One way to calculate a canonical signature for each dissection is to take the list of triangles, the vertices of which live in $mathbb{Q}(sqrt{3}) times mathbb{Q}(sqrt{3})$, and take the sorted minimum sequence of sorted triples. We can write down a convenient representation (avoiding irrational numbers) by noting that elements of $mathbb{Q}(sqrt{3})$ have the form $a + bmathbb{Q}(sqrt{3})$ where $a,,b in mathbb{Q}$. For example, the first dissection shown below has the following signature:

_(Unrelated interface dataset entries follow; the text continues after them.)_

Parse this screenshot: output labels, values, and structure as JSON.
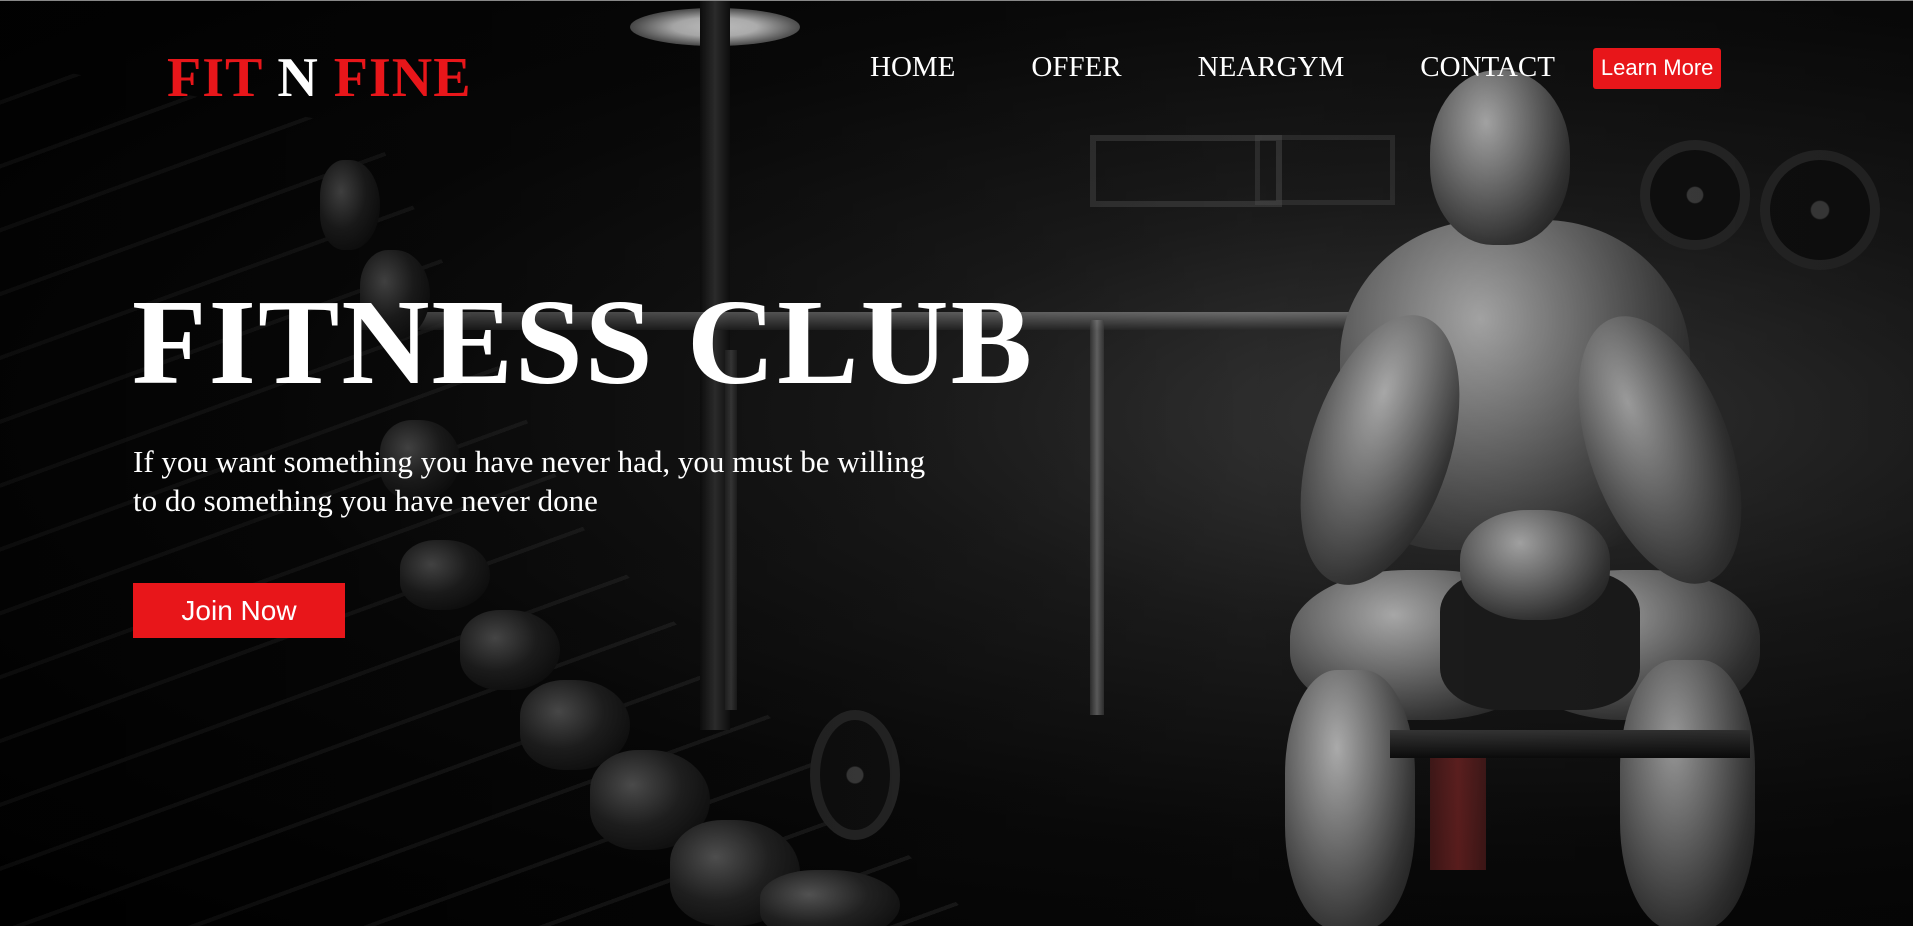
{
  "logo": {
    "part1": "FIT",
    "part2": "N",
    "part3": "FINE"
  },
  "nav": {
    "items": [
      {
        "label": "HOME"
      },
      {
        "label": "OFFER"
      },
      {
        "label": "NEARGYM"
      },
      {
        "label": "CONTACT"
      }
    ],
    "cta_label": "Learn More"
  },
  "hero": {
    "title": "FITNESS CLUB",
    "subtitle_line1": "If you want something you have never had, you must be willing",
    "subtitle_line2": "to do something you have never done",
    "button_label": "Join Now"
  },
  "colors": {
    "accent": "#e8161a",
    "text": "#ffffff",
    "background": "#000000"
  }
}
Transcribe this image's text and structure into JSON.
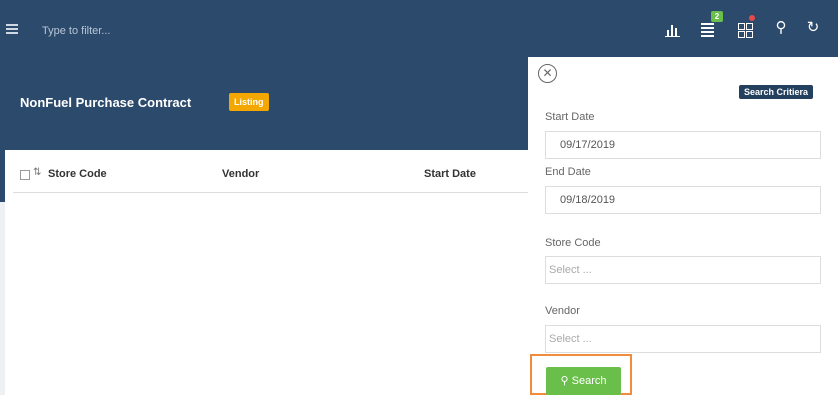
{
  "topbar": {
    "filter_placeholder": "Type to filter...",
    "badge_count": "2"
  },
  "page": {
    "title": "NonFuel Purchase Contract",
    "badge": "Listing"
  },
  "table": {
    "columns": [
      "Store Code",
      "Vendor",
      "Start Date"
    ]
  },
  "search_panel": {
    "badge": "Search Critiera",
    "start_date_label": "Start Date",
    "start_date_value": "09/17/2019",
    "end_date_label": "End Date",
    "end_date_value": "09/18/2019",
    "store_code_label": "Store Code",
    "store_code_placeholder": "Select ...",
    "vendor_label": "Vendor",
    "vendor_placeholder": "Select ...",
    "search_button": "Search"
  },
  "colors": {
    "navy": "#2c4a6b",
    "listing_badge": "#f4a700",
    "search_button": "#6abf4b",
    "highlight_outline": "#f08c3c",
    "notification_dot": "#e34b4b"
  },
  "icons": [
    "menu-icon",
    "bar-chart-icon",
    "stack-icon",
    "grid-icon",
    "search-icon",
    "refresh-icon",
    "close-icon",
    "sort-icon",
    "magnifier-icon"
  ]
}
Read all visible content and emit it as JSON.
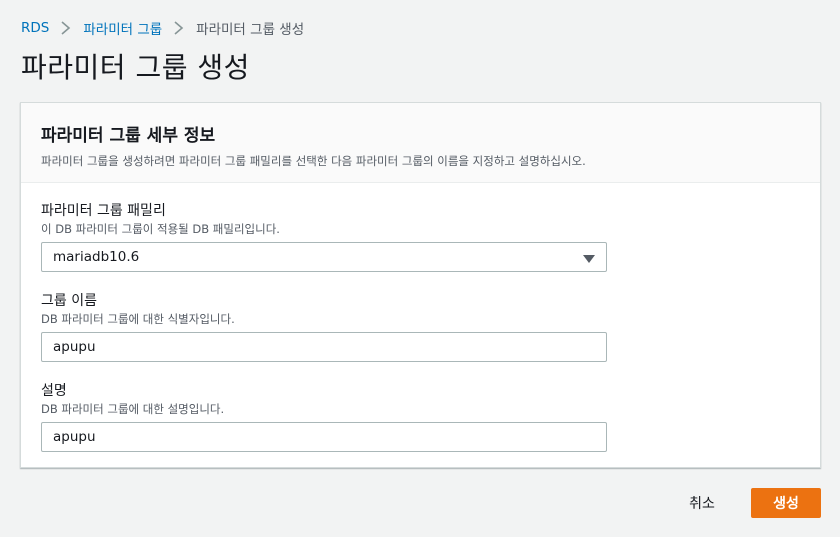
{
  "breadcrumb": {
    "items": [
      "RDS",
      "파라미터 그룹",
      "파라미터 그룹 생성"
    ],
    "separator_icon": "chevron-right-icon"
  },
  "page": {
    "title": "파라미터 그룹 생성"
  },
  "panel": {
    "title": "파라미터 그룹 세부 정보",
    "description": "파라미터 그룹을 생성하려면 파라미터 그룹 패밀리를 선택한 다음 파라미터 그룹의 이름을 지정하고 설명하십시오."
  },
  "fields": {
    "family": {
      "label": "파라미터 그룹 패밀리",
      "description": "이 DB 파라미터 그룹이 적용될 DB 패밀리입니다.",
      "value": "mariadb10.6",
      "icon": "caret-down-icon"
    },
    "name": {
      "label": "그룹 이름",
      "description": "DB 파라미터 그룹에 대한 식별자입니다.",
      "value": "apupu"
    },
    "description": {
      "label": "설명",
      "description": "DB 파라미터 그룹에 대한 설명입니다.",
      "value": "apupu"
    }
  },
  "actions": {
    "cancel_label": "취소",
    "create_label": "생성"
  },
  "colors": {
    "link": "#0073bb",
    "primary_button": "#ec7211",
    "background": "#f2f3f3"
  }
}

0 0 0 0 1/1 2 0 0 1/12 1/6 0 0 0 1/12 0 0 1/12 1/6 0 0 0 1/4 0 0 1/12 1/12 0 0 1/12
1/6 0 0 1/6 1/4 0 0 1/12 1/6 0 0 0 1/4 0 0 1/12 1/3 0 0 0 1/6 0 0 1/6 1/4 0 0 1/12
1/3 0 0 1/6 1/6 0 0 1/6 1/4 0 0 1/4 1/3 0 0 1/6 1/4 0 0 1/12 1/3 0 0 0 5/12 0 0 1/12
1/4 0 0 1/12 5/12 0 0 1/4 7/12 0 0 1/12 1/4 0 0 1/4 1/3 0 0 1/6 5/12 0 0 1/4 1/4 0
0 1/4 1/3 0 0 1/3 5/12 0 0 1/4 1/3 0 0 0 5/12 0 0 1/12 1/2 0 0 0 1/3 0 0 1/3 1/2 0
0 1/6 2/3 0 0 1/3 1/3 0 0 1/3 1/2 0 0 1/2 2/3 0 0 1/3 5/12 0 0 1/12 1/2 0 0 0 7/12 0
0 1/12 1/2 0 0 0 7/12 0 0 1/12 2/3 0 0 0 1/2 0 0 1/6 2/3 0 0 0 5/6 0 0 1/6 1/2 0 0
1/6 2/3 0 0 1/3 5/6 0 0 1/6 2/3 0 0 0 5/6 0 0 1/6 1 0 0 0


(This signature can be converted to a PDF by echoing it as a single line to the Python script draw_dissection.py)

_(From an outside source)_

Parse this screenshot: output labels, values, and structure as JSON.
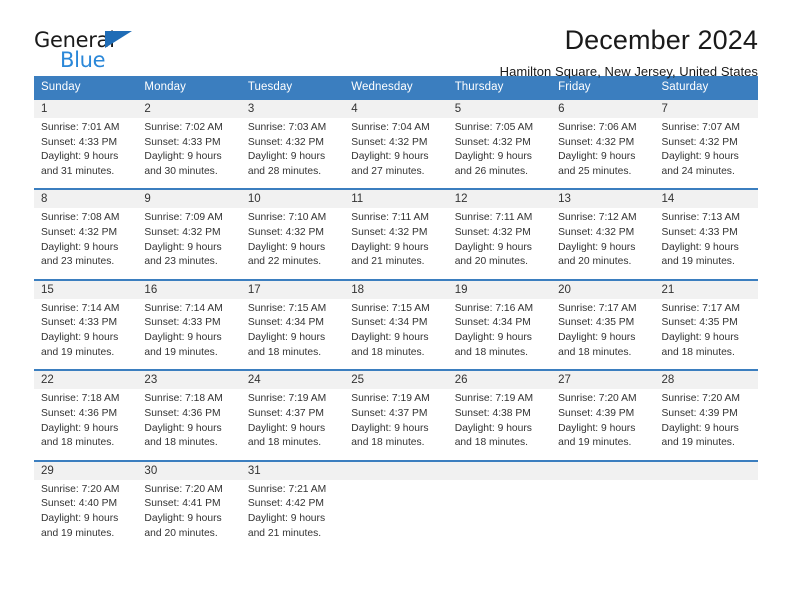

While double-checking my C++ implementation I found that my old Python code was finding 5 fewer dissections of order 18, when counting both separated and nonseparated dissections (separated dissections have interior vertices of degree 4, while nonseparated dissections have interior vertices of degree 4 or 6). It turned out to be the way that I was calculating a canonical signature. In the interest of saving space, my old Python code just stored a list of vertices, so naturally it lost information about whether a vertex was of degree 4 or 6. Surprisingly this caused no problems until order 18. The 5 pairs of vertex-equivalent dissections are shown below:

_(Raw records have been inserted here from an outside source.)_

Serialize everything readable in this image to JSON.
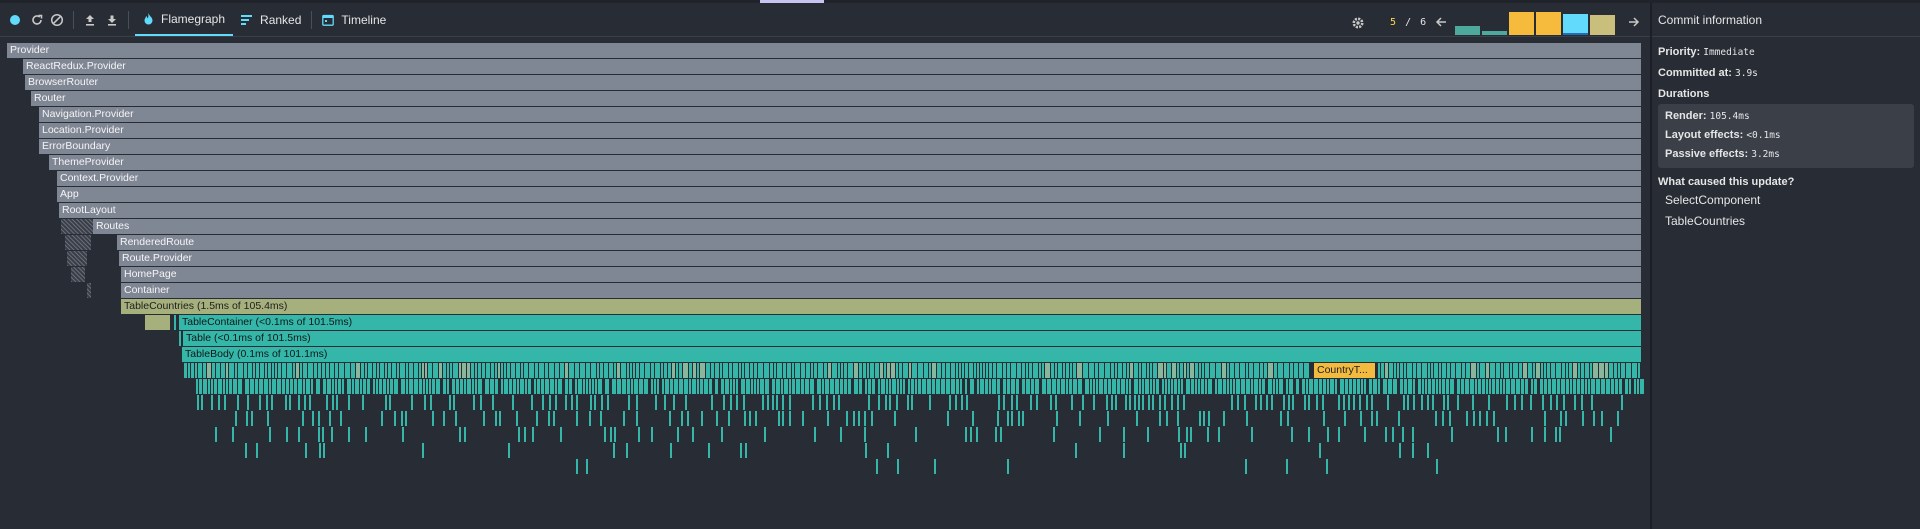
{
  "toolbar": {
    "icons": {
      "record": "record-dot-icon",
      "reload": "reload-icon",
      "clear": "clear-icon",
      "load": "load-profile-icon",
      "save": "save-profile-icon"
    },
    "tabs": [
      {
        "label": "Flamegraph",
        "icon": "flame-icon",
        "active": true
      },
      {
        "label": "Ranked",
        "icon": "ranked-bars-icon",
        "active": false
      },
      {
        "label": "Timeline",
        "icon": "timeline-icon",
        "active": false
      }
    ],
    "settings_icon": "gear-icon",
    "commit_current": "5",
    "commit_separator": "/",
    "commit_total": "6",
    "commits": [
      {
        "duration_fraction": 0.36,
        "color": "#4ca99b"
      },
      {
        "duration_fraction": 0.16,
        "color": "#4ca99b"
      },
      {
        "duration_fraction": 0.92,
        "color": "#f6bb3d"
      },
      {
        "duration_fraction": 0.92,
        "color": "#f6bb3d"
      },
      {
        "duration_fraction": 0.84,
        "color": "#61dafb",
        "selected": true
      },
      {
        "duration_fraction": 0.8,
        "color": "#c9be7c"
      }
    ]
  },
  "flamegraph": {
    "rows": [
      {
        "bars": [
          {
            "label": "Provider",
            "color": "gray"
          }
        ]
      },
      {
        "bars": [
          {
            "label": "ReactRedux.Provider",
            "color": "gray"
          }
        ]
      },
      {
        "bars": [
          {
            "label": "BrowserRouter",
            "color": "gray"
          }
        ]
      },
      {
        "bars": [
          {
            "label": "Router",
            "color": "gray"
          }
        ]
      },
      {
        "bars": [
          {
            "label": "Navigation.Provider",
            "color": "gray"
          }
        ]
      },
      {
        "bars": [
          {
            "label": "Location.Provider",
            "color": "gray"
          }
        ]
      },
      {
        "bars": [
          {
            "label": "ErrorBoundary",
            "color": "gray"
          }
        ]
      },
      {
        "bars": [
          {
            "label": "ThemeProvider",
            "color": "gray"
          }
        ]
      },
      {
        "bars": [
          {
            "label": "Context.Provider",
            "color": "gray"
          }
        ]
      },
      {
        "bars": [
          {
            "label": "App",
            "color": "gray"
          }
        ]
      },
      {
        "bars": [
          {
            "label": "RootLayout",
            "color": "gray"
          }
        ]
      },
      {
        "bars": [
          {
            "label": "Routes",
            "color": "gray"
          }
        ]
      },
      {
        "bars": [
          {
            "label": "RenderedRoute",
            "color": "gray"
          }
        ]
      },
      {
        "bars": [
          {
            "label": "Route.Provider",
            "color": "gray"
          }
        ]
      },
      {
        "bars": [
          {
            "label": "HomePage",
            "color": "gray"
          }
        ]
      },
      {
        "bars": [
          {
            "label": "Container",
            "color": "gray"
          }
        ]
      },
      {
        "bars": [
          {
            "label": "TableCountries (1.5ms of 105.4ms)",
            "color": "yellow"
          }
        ]
      },
      {
        "bars": [
          {
            "label": "TableContainer (<0.1ms of 101.5ms)",
            "color": "teal"
          }
        ]
      },
      {
        "bars": [
          {
            "label": "Table (<0.1ms of 101.5ms)",
            "color": "teal"
          }
        ]
      },
      {
        "bars": [
          {
            "label": "TableBody (0.1ms of 101.1ms)",
            "color": "teal"
          }
        ]
      },
      {
        "bars": [
          {
            "label": "CountryT...",
            "color": "orange"
          }
        ]
      }
    ]
  },
  "sidebar": {
    "title": "Commit information",
    "priority_label": "Priority:",
    "priority_value": "Immediate",
    "committed_label": "Committed at:",
    "committed_value": "3.9s",
    "durations_label": "Durations",
    "render_label": "Render:",
    "render_value": "105.4ms",
    "layout_label": "Layout effects:",
    "layout_value": "<0.1ms",
    "passive_label": "Passive effects:",
    "passive_value": "3.2ms",
    "cause_label": "What caused this update?",
    "causes": [
      "SelectComponent",
      "TableCountries"
    ]
  }
}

I recently tried to build SciPy 0.10.1 on a system with both the GNU and Intel compilers. Everything went find except that import scipy bombed out with:

ImportError: /opt/scipy/0.10.1/lib/python2.7/site-packages/scipy/
sparse/sparsetools/_csr.so: undefined symbol: _ZNSt8ios_base4InitD1Ev

The fix is to add “-lstdc++” to the link flags. I found a post on the SciPy mailing list where someone had the same problem and asked “Could someone please advise me how to ensure that the “-lstdc++” is successfully passed to the linker as and when I build scipy.”

The answer is to use the build_ext target to enable the link flag:

python setup.py config --compiler=intel --cc=icc --fcompiler=intelem build_ext -lstdc++
python setup.py config --compiler=intel --fcompiler=intelem install --prefix=/opt/scipy/0.10.1